In June, Irish people living in Australia regaled Claire Byrne with tales of terror from the midst of a plague of mice, and, though separated by a hemisphere, Claire and Ian Robertson, Emeritus Professor of Psychology in Trinity College, both still shuddered and twitched listening back to reports of this tsunami of brown fur. So does this mean they’re both musophobic or would anyone feel a bit clammy listening back to the accounts from Australia? Ian explained what defines a phobia:

"A phobia is where you have intense anxiety associated to a particular stimulus, a particular situation, a particular category of object in the world [...] disproportionate to the threat of the actual object [...] A phobia has to interfere with your life; so, it has to stop you doing things that you would normally do."

A general fear or dislike of rodents makes sense:

"We have diseases spread by rodents... We have [...] a certain rational dislike of having creepy crawlies in our house because it's associated with disease.

It appears the big distinction is rational versus irrational fear and the degree to which it impacts on your everyday life: while mice and cockroaches can spread disease, it’s fairly unlikely you’ll be eaten by a shark or chased by a killer clown.

"There’s virtually nothing in the world that can’t potentially become a phobia."

Super. So while it seems some phobias are innate for our survival, can we be conditioned into phobic behaviour?

"Sometimes when people are going through a stressful experience, for instance, they may be anxious about something else, and then some event or object is linked in their mind to an intense feeling of anxiety or panic that may be linked to some underlying other worries."

Ian gave the example here of locking himself into a cupboard as a young child which manifested as a mild case of claustrophobia in adulthood. But what about the child traumatised by Jaws or The Birds?

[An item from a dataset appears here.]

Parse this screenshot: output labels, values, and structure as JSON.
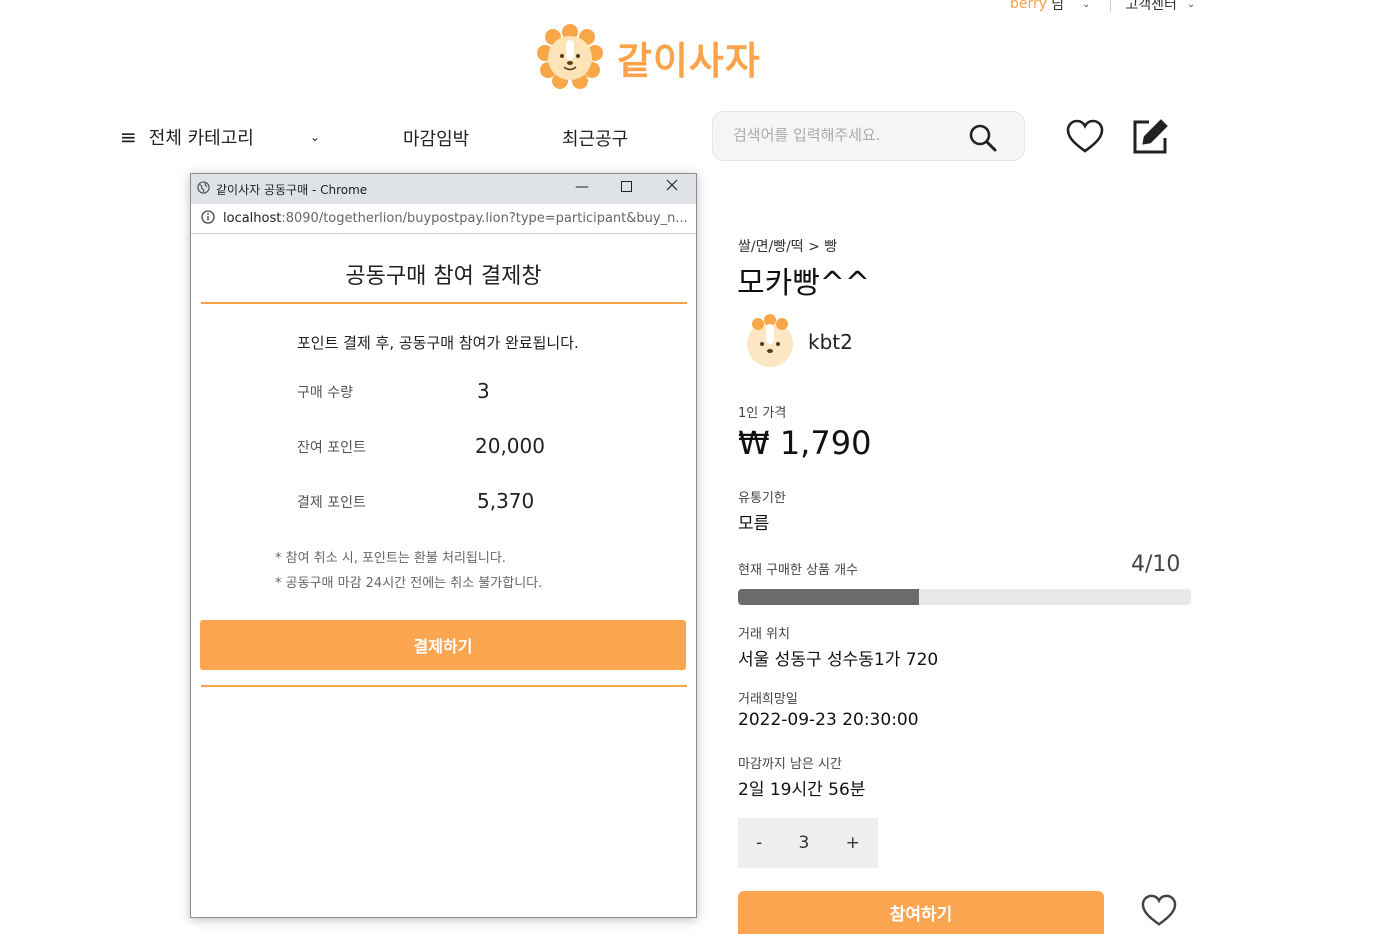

These are referred to as 'vicarious phobias’ and while you may have grown up nowhere near Amity Island, the fear you experienced watching was real because children don’t have the ability to rationalise what they're seeing.The big question, though, is can you treat phobias?

"Phobias are one of the most treatable psychological problems and the best treatment is exposure."

I’m not sure if I like the sound of this:

"Supposing someone's frightened of spiders; what you do is you start off with, well, let's just look at a drawing of a spider, or get you to draw a spider; some very distant stimulus."

Then you up the ante to photo, to toy to realistic model before next thing you know you’re eyeball to eyeball with your arachnid nemesis.

"It's called ‘extinction’ [...] The person gets used to seeing the stimuli and that gradually breaks the link between the anxiety response and the stimulus."

That’s only step one, though:

"People have to have the confidence that they can do this and one of the great obstacles to that is to believe that your anxiety or your phobia is caused by something outside of your control [...] then you won't believe that you can do what's necessary to overcome it."

Professor Ian Robertson had plenty more advice on dealing with phobias and you can listen to the conversation in full here and find all of his tips on the website noworeez.com.